Exercise aim |
How many lines in these entries contain the string "heart"? Reply with the number alone.

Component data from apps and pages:

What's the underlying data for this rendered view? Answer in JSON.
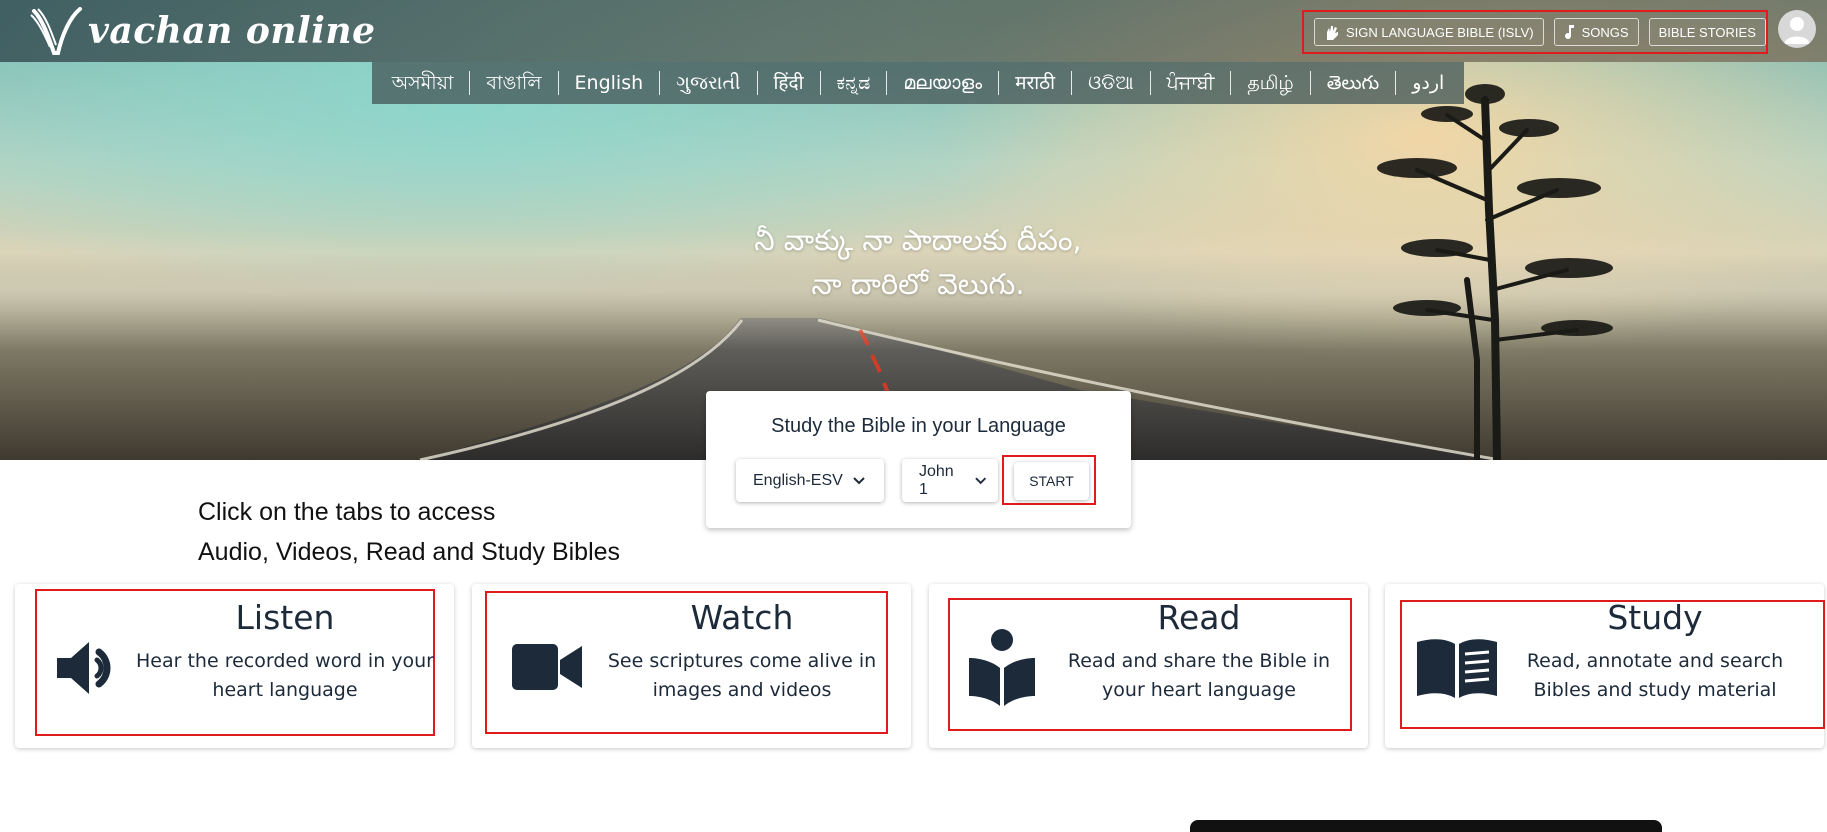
{
  "app": {
    "logo_text": "vachan online"
  },
  "top_nav": {
    "sign_language": "SIGN LANGUAGE BIBLE (ISLV)",
    "songs": "SONGS",
    "bible_stories": "BIBLE STORIES"
  },
  "languages": [
    "অসমীয়া",
    "বাঙালি",
    "English",
    "ગુજરાતી",
    "हिंदी",
    "ಕನ್ನಡ",
    "മലയാളം",
    "मराठी",
    "ଓଡିଆ",
    "ਪੰਜਾਬੀ",
    "தமிழ்",
    "తెలుగు",
    "اردو"
  ],
  "hero": {
    "verse_line1": "నీ వాక్కు నా పాదాలకు దీపం,",
    "verse_line2": "నా దారిలో వెలుగు."
  },
  "study": {
    "title": "Study the Bible in your Language",
    "bible_select": "English-ESV",
    "chapter_select": "John 1",
    "start_label": "START"
  },
  "helper": {
    "line1": "Click on the tabs to access",
    "line2": "Audio, Videos, Read and Study Bibles"
  },
  "features": [
    {
      "title": "Listen",
      "desc_line1": "Hear the recorded word in your",
      "desc_line2": "heart language",
      "icon": "speaker-icon"
    },
    {
      "title": "Watch",
      "desc_line1": "See scriptures come alive in",
      "desc_line2": "images and videos",
      "icon": "video-camera-icon"
    },
    {
      "title": "Read",
      "desc_line1": "Read and share the Bible in",
      "desc_line2": "your heart language",
      "icon": "reader-icon"
    },
    {
      "title": "Study",
      "desc_line1": "Read, annotate and search",
      "desc_line2": "Bibles and study material",
      "icon": "open-book-icon"
    }
  ],
  "colors": {
    "accent_red": "#e01b1b",
    "ink": "#1c2a3a"
  }
}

Solution for this task |
2